Radios, telephones and other electronics once depended on fragile vacuum tubes the size of small light bulbs. Then scientists pioneered a smaller, cheaper and more durable replacement called the transistor, opening the way to trans-Atlantic phone calls and a host of other marvels, including Chu’s stereo.

Chu, a Nobel Prize-winning physicist, and other experts say similar [revolutionary] scientific breakthroughs are needed to make renewable power sources such as wind, solar and biofuels as cheap and easy to use as costly, environmentally damaging oil and coal.
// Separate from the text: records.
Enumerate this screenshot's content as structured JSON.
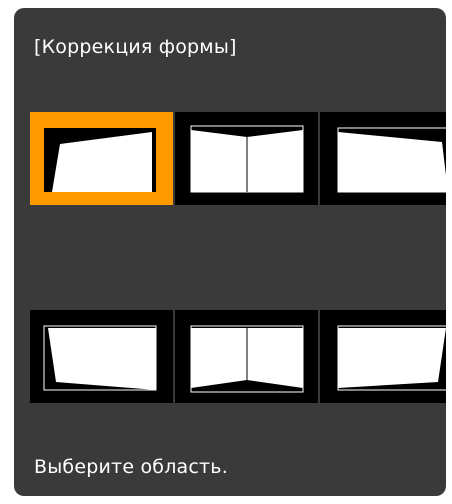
{
  "dialog": {
    "title": "[Коррекция формы]",
    "instruction": "Выберите область."
  },
  "colors": {
    "panel_background": "#3a3a3a",
    "selected_highlight": "#ff9900",
    "tile_background": "#000000",
    "screen_fill": "#ffffff",
    "text": "#ffffff"
  },
  "area_options": [
    {
      "position": "top-left",
      "selected": true,
      "icon": "top-left-corner-shape-icon"
    },
    {
      "position": "top-center",
      "selected": false,
      "icon": "top-edge-shape-icon"
    },
    {
      "position": "top-right",
      "selected": false,
      "icon": "top-right-corner-shape-icon"
    },
    {
      "position": "bottom-left",
      "selected": false,
      "icon": "bottom-left-corner-shape-icon"
    },
    {
      "position": "bottom-center",
      "selected": false,
      "icon": "bottom-edge-shape-icon"
    },
    {
      "position": "bottom-right",
      "selected": false,
      "icon": "bottom-right-corner-shape-icon"
    }
  ]
}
Toward that end, President Obama’s stimulus package contains $8 billion for energy research, including $400 million targeted for game-changing technology.

I’m glad the Times knew enough to add this:

The problem is that over the last three decades, the U.S. has spent many times that much on energy research and development — with nothing like a transistor to show for it.

“It’s very easy to say we should spend more” on research, said Jeffrey Wadsworth, chief executive and president of the Battelle Memorial Institute, which manages several Energy Department laboratories. “What really needs to happen is more effective use of the money.”

As Wadsworth is quick to acknowledge, that’s easier said than done.

Clap harder everybody!

Anyway, if Obama’s Nobel Prize-winning physicist Secretary of Energy says the plan is to shoot for revolutionary, game-changing technology, will folks admit that Obama is in fact shooting for revolutionary, game-changing technology?

[HT: Glen Whitman in comments below]